**Input**
▼

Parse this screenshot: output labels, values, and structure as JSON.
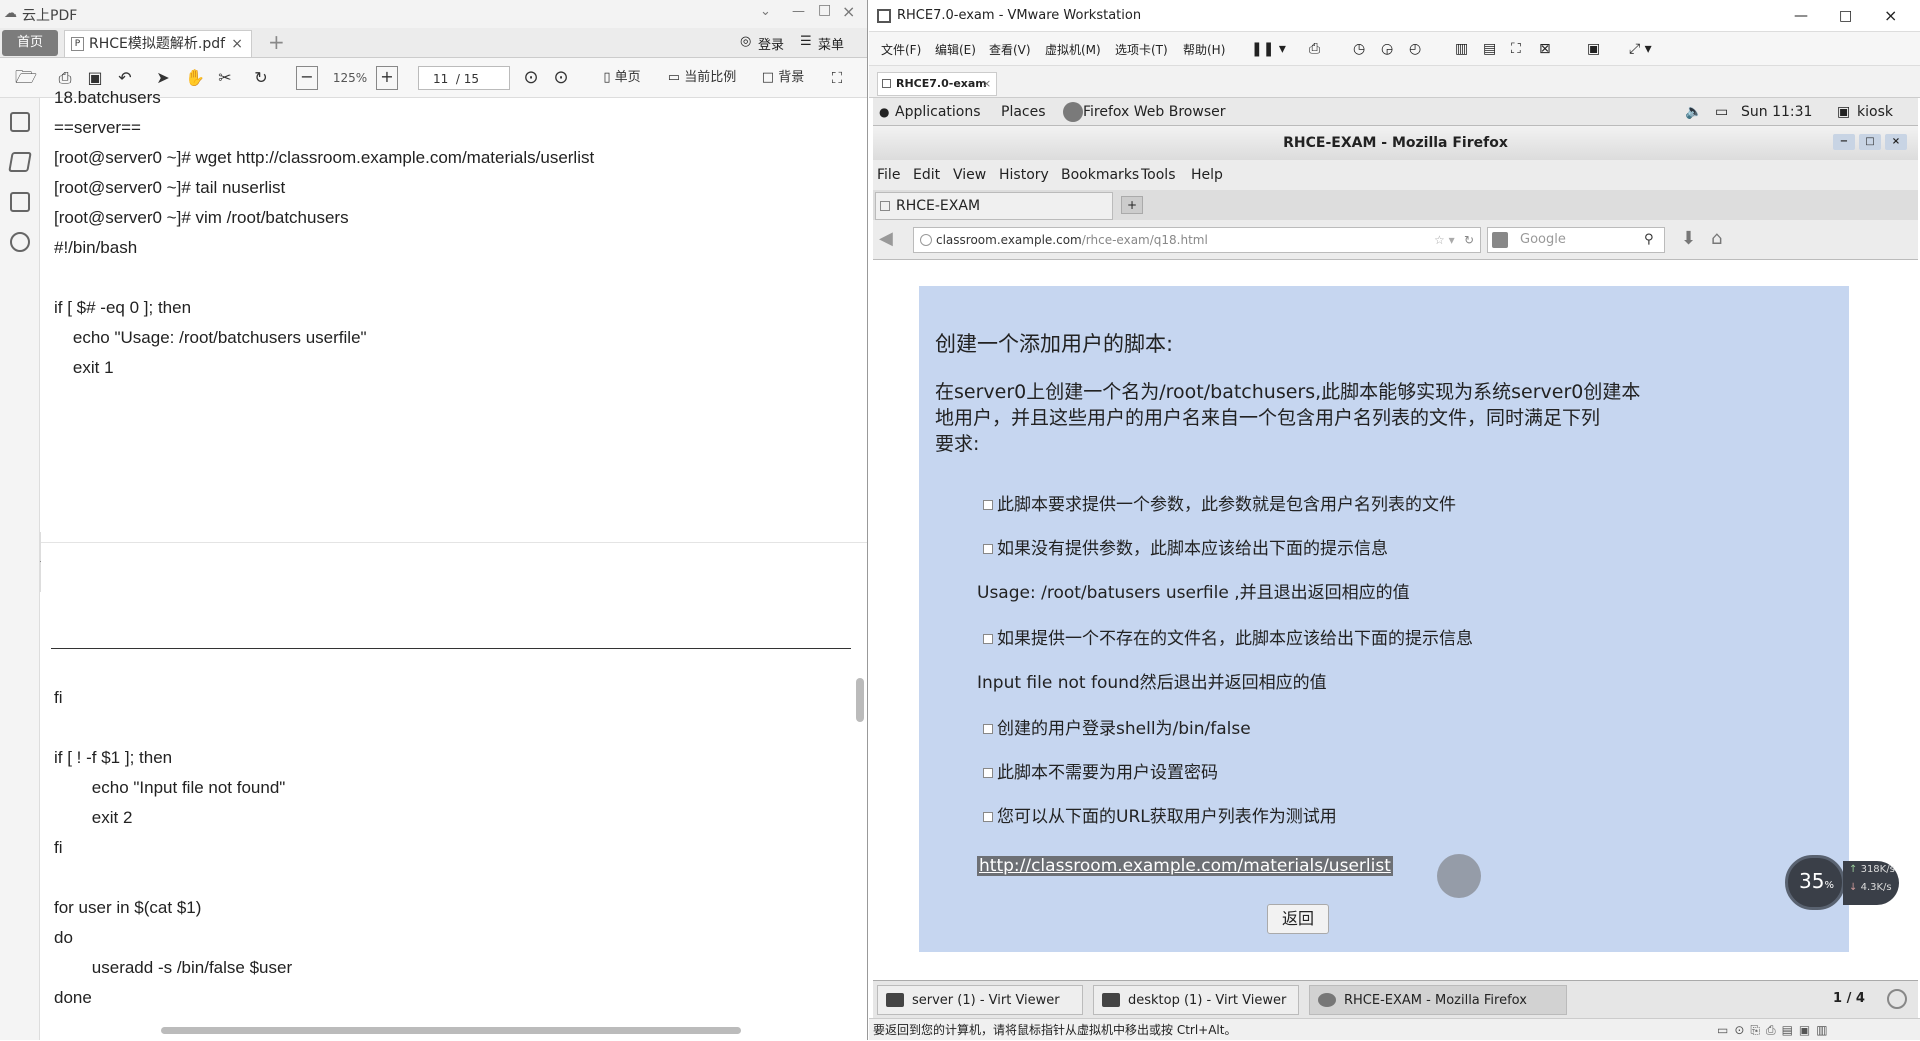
{
  "pdf_app": {
    "app_title": "云上PDF",
    "home_label": "首页",
    "tab_label": "RHCE模拟题解析.pdf",
    "tab_close": "×",
    "new_tab": "+",
    "login_label": "登录",
    "menu_label": "菜单",
    "zoom": "125%",
    "page_current": "11",
    "page_total": "/ 15",
    "single_page": "单页",
    "current_ratio": "当前比例",
    "background": "背景",
    "window_controls": [
      "⌄",
      "—",
      "□",
      "×"
    ]
  },
  "pdf_content": {
    "top_block": [
      "18.batchusers",
      "==server==",
      "[root@server0 ~]# wget http://classroom.example.com/materials/userlist",
      "[root@server0 ~]# tail nuserlist",
      "[root@server0 ~]# vim /root/batchusers",
      "#!/bin/bash",
      "",
      "if [ $# -eq 0 ]; then",
      "    echo \"Usage: /root/batchusers userfile\"",
      "    exit 1"
    ],
    "bottom_block": [
      "fi",
      "",
      "if [ ! -f $1 ]; then",
      "        echo \"Input file not found\"",
      "        exit 2",
      "fi",
      "",
      "for user in $(cat $1)",
      "do",
      "        useradd -s /bin/false $user",
      "done"
    ]
  },
  "vmware": {
    "title": "RHCE7.0-exam - VMware Workstation",
    "menus": [
      "文件(F)",
      "编辑(E)",
      "查看(V)",
      "虚拟机(M)",
      "选项卡(T)",
      "帮助(H)"
    ],
    "vm_tab": "RHCE7.0-exam",
    "vm_tab_close": "×",
    "window_controls": [
      "—",
      "□",
      "×"
    ],
    "status_text": "要返回到您的计算机，请将鼠标指针从虚拟机中移出或按 Ctrl+Alt。"
  },
  "gnome": {
    "applications": "Applications",
    "places": "Places",
    "firefox": "Firefox Web Browser",
    "clock": "Sun 11:31",
    "user": "kiosk"
  },
  "firefox": {
    "title": "RHCE-EXAM - Mozilla Firefox",
    "menus": [
      "File",
      "Edit",
      "View",
      "History",
      "Bookmarks",
      "Tools",
      "Help"
    ],
    "tab": "RHCE-EXAM",
    "url_host": "classroom.example.com",
    "url_path": "/rhce-exam/q18.html",
    "search_placeholder": "Google"
  },
  "question": {
    "heading": "创建一个添加用户的脚本:",
    "intro_1": "在server0上创建一个名为/root/batchusers,此脚本能够实现为系统server0创建本",
    "intro_2": "地用户，并且这些用户的用户名来自一个包含用户名列表的文件，同时满足下列",
    "intro_3": "要求:",
    "items": [
      "此脚本要求提供一个参数，此参数就是包含用户名列表的文件",
      "如果没有提供参数，此脚本应该给出下面的提示信息",
      "Usage: /root/batusers userfile ,并且退出返回相应的值",
      "如果提供一个不存在的文件名，此脚本应该给出下面的提示信息",
      "Input file not found然后退出并返回相应的值",
      "创建的用户登录shell为/bin/false",
      "此脚本不需要为用户设置密码",
      "您可以从下面的URL获取用户列表作为测试用"
    ],
    "link": "http://classroom.example.com/materials/userlist",
    "back_button": "返回"
  },
  "taskbar": {
    "items": [
      "server (1) - Virt Viewer",
      "desktop (1) - Virt Viewer",
      "RHCE-EXAM - Mozilla Firefox"
    ],
    "workspace": "1 / 4"
  },
  "net_widget": {
    "percent": "35",
    "percent_unit": "%",
    "up": "318K/s",
    "down": "4.3K/s"
  }
}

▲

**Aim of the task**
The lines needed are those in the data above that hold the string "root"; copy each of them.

**Reply**
      "[root@server0 ~]# wget http://classroom.example.com/materials/userlist",
      "[root@server0 ~]# tail nuserlist",
      "[root@server0 ~]# vim /root/batchusers",
      "    echo \"Usage: /root/batchusers userfile\"",
    "intro_1": "在server0上创建一个名为/root/batchusers,此脚本能够实现为系统server0创建本",
      "Usage: /root/batusers userfile ,并且退出返回相应的值",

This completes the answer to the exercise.